“I said, ‘I’m saying to you, that I will enter the Parliament of St. Vincent and the Grenadines when the people of North Windward so let me do.’ And in 2001, I entered into this parliament, and I’m still standing here today. I have seen many senators walk through the doors of this parliament. Sadly, many of them have disappeared.”
“Because why? They are here at the whims and fancies of their political leader. And you have to be careful. And so I’ve shared this comment before in this house and I hope that senator try and impress her leader as much as possible to be able to sustain that fresh breath of air.”
After contesting and losing the general elections, Daniel returned to his government job under the New Democratic Party administration against whom he had contested.
However, last year, John was forced to resign her teaching post, despite a 2005 agreement that Daniel’s ULP administration signed with the teachers union and on which the court had ruled in favour of the union.
After her senatorial appointment last year, John told iWitness News that she had decided to accept the appointment rather than try to get back her higher paying teaching job because “service to humanity is the best work of life, not salary”.
As a graduate teacher, John earned about EC$5,400 monthly before tax and social security deductions. However, as senator, she will earn about EC$3,500 monthly, before similar deductions.
On Tuesday, Daniel thanked constituents for re-electing him for a fifth consecutive term in office.
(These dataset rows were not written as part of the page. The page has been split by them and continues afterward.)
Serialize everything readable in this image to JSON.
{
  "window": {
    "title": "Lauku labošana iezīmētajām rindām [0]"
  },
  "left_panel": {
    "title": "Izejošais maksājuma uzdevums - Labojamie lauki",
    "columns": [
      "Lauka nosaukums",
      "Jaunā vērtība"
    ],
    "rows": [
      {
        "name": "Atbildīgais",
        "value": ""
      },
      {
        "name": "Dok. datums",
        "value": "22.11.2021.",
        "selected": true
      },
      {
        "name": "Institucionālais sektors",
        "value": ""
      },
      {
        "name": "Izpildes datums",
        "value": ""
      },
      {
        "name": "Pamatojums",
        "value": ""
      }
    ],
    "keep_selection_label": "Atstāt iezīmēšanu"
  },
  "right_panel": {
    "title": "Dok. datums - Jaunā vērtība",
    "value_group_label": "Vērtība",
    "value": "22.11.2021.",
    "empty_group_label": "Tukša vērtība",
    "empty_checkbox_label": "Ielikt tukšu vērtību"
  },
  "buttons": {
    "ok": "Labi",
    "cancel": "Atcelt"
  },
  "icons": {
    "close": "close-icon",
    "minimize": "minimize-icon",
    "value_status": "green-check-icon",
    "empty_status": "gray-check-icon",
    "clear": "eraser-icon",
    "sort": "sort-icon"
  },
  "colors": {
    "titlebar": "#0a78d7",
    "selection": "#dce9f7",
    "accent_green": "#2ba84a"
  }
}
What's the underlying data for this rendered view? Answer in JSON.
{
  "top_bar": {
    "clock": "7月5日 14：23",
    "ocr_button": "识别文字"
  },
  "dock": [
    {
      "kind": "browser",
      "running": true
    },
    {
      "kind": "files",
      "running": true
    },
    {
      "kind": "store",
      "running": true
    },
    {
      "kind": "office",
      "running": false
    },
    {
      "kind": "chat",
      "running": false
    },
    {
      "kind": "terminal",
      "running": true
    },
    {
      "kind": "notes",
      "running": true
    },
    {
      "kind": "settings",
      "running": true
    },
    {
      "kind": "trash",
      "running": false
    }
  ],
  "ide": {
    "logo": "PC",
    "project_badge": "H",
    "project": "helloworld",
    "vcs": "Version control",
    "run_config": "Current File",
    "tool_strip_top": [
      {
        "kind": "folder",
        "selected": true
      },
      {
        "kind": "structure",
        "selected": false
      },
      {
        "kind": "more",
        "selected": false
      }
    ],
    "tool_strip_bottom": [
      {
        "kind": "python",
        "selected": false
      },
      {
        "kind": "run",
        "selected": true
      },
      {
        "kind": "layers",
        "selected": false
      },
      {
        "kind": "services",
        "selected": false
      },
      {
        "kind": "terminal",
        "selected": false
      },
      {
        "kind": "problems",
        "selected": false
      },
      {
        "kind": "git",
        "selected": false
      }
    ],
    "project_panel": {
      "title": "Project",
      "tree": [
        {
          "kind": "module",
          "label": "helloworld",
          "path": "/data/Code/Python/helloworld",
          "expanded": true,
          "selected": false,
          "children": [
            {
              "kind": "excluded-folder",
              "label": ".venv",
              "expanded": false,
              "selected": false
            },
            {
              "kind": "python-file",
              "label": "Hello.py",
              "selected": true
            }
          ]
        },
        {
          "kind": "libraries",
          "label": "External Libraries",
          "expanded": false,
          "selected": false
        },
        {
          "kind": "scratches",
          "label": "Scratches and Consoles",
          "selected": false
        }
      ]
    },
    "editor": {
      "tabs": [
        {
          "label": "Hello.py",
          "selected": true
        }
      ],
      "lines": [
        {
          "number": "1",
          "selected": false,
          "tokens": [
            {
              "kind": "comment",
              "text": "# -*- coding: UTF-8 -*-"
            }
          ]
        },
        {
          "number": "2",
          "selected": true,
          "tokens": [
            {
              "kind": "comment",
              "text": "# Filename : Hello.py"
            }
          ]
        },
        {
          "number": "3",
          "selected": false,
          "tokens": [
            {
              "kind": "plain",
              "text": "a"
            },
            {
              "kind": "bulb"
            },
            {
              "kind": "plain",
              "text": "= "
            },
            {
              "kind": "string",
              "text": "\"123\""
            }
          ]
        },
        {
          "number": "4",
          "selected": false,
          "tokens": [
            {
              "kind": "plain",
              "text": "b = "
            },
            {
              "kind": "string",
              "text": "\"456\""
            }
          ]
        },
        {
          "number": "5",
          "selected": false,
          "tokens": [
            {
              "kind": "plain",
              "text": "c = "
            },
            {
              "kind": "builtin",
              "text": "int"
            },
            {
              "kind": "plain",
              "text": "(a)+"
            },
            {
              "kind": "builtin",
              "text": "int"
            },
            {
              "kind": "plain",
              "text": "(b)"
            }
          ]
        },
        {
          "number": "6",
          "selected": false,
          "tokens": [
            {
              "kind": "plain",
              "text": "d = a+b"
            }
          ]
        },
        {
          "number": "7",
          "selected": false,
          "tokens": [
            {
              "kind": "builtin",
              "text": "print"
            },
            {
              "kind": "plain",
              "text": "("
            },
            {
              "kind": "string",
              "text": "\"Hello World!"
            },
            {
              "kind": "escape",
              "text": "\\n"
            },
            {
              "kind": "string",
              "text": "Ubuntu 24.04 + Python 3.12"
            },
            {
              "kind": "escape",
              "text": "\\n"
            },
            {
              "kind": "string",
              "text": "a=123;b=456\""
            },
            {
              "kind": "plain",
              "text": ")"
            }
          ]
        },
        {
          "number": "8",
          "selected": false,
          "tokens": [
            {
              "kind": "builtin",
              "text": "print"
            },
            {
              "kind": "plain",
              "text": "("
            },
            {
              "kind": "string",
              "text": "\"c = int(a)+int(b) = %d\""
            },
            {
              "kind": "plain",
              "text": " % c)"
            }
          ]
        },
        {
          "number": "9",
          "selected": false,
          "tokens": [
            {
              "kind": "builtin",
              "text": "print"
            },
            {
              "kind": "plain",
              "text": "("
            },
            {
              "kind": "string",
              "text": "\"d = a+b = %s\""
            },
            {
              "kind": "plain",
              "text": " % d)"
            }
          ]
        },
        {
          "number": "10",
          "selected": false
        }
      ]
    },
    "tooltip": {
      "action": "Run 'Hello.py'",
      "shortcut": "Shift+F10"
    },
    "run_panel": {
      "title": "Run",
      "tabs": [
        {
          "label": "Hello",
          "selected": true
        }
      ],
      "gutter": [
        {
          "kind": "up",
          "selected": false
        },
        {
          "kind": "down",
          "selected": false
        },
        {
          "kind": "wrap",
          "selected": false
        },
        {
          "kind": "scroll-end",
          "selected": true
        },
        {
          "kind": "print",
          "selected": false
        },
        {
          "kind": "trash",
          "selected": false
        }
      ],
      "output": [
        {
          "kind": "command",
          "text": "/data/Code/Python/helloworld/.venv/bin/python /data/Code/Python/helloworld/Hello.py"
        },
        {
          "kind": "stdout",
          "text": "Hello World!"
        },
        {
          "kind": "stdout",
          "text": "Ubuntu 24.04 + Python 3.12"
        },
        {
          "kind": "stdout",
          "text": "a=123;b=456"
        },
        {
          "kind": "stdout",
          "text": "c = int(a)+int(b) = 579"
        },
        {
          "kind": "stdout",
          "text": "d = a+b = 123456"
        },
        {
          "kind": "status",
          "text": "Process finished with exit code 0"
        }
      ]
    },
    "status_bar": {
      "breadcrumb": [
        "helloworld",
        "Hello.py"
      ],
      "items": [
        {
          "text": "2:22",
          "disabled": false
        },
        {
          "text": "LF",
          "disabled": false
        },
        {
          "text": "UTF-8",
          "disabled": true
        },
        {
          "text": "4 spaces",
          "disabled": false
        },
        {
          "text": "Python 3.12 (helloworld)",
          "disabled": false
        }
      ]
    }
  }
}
“To me North windward, as a constituency, is the best constituency in the whole wide world. The only constituency that I would yield to is the constituency of North Central Windward.
“Why? Because that constituency has given that constituency representative eight or so consecutive terms as a representative and five consecutive terms in government,” he said of the district that Prime Minister Ralph Gonsalves has been representing since 1994, seven years before he his ULP was elected to office.
Daniel said he is the only Labour candidate to have been re-elected to consecutively serve in North Windward.
“That is a constituency that has been dominated by the PPP (People’s Political Party), and the NDP [, its successor]. And so, I’ve won that seat five times in a row. And there’s no doubt that if I’m asked to run again, I will win it again,” said Daniel, who is in his 60s.
“You see, the NDP brought a candidate in the last general elections and they referred to the candidate as a breath of fresh air. But before the elections, the candidate was already getting stale,” he said.